- Climate change responses
- Climate change risks
Category Archives: State government
As we come out of covid… a different way to move our economies forward. A lot is being written lately about this new way of looking at economics, suited to the 21st century. How to apply this thinking to our … Continue reading
Quite a number of government engagement processes are now under way as all three levels of government gradually shift into post-Covid recovery mode. Climate change policy once again hangs in the balance as our governments, keen to revitalize their economies, … Continue reading
In the wake of numerous shocking and costly tragedies, like the Australian bushfires, pressure is mounting on all governments everywhere to regulate climate change through meaningful sets of laws. Continue reading
Climate Tasmania wants the Tasmanian Parliament to pass an ambitious, comprehensive, and detailed Climate Change Act. We want the Act to provide: # strong action to minimise climate disruption and # a stable policy framework – both of which are … Continue reading
Slide presentation – supporting the development of stronger climate legislation for Tasmania. Continue reading
The decoration at top and bottom of poster represents the barcode of climate change for Australia – from 1910 to 2017 (left to right). Dark Blue = coolest year. Dark Red = warmest year. Please download poster HERE and share … Continue reading
Please download the poster HERE and share it with your network.
This Summer’s weather and bushfire calamities along with the marine heatwave that is debilitating marine habitats and affecting our commercial fisheries have brought to the fore once again Tasmania’s acute vulnerability to climate change and the need for our state … Continue reading
Political turmoil in Canberra in recent weeks has once again thrown the spotlight on Australia’s response to the Paris COP Agreement – whereby individual nations have agreed to take leadership in order to help restrain global emissions.

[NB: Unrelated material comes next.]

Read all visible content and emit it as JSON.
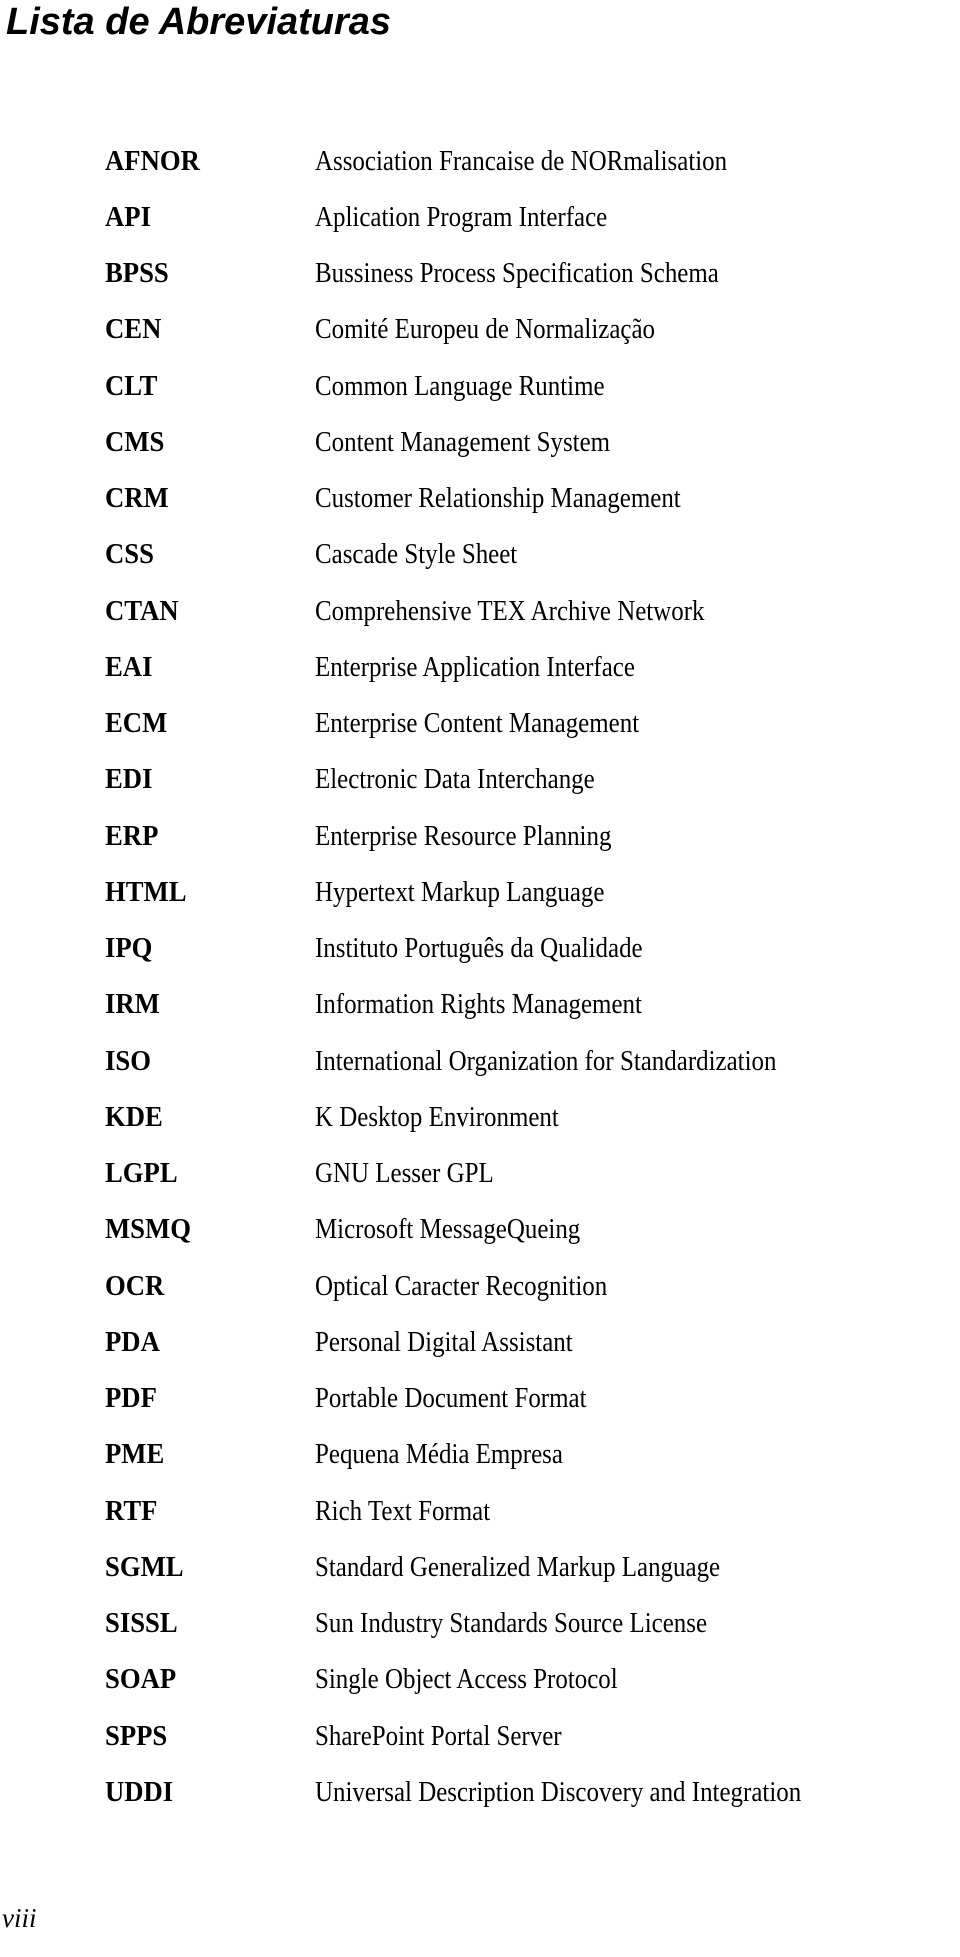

The following is text of a letter sent to all forty Tasmanian MPs on 18 September 2018. Continue reading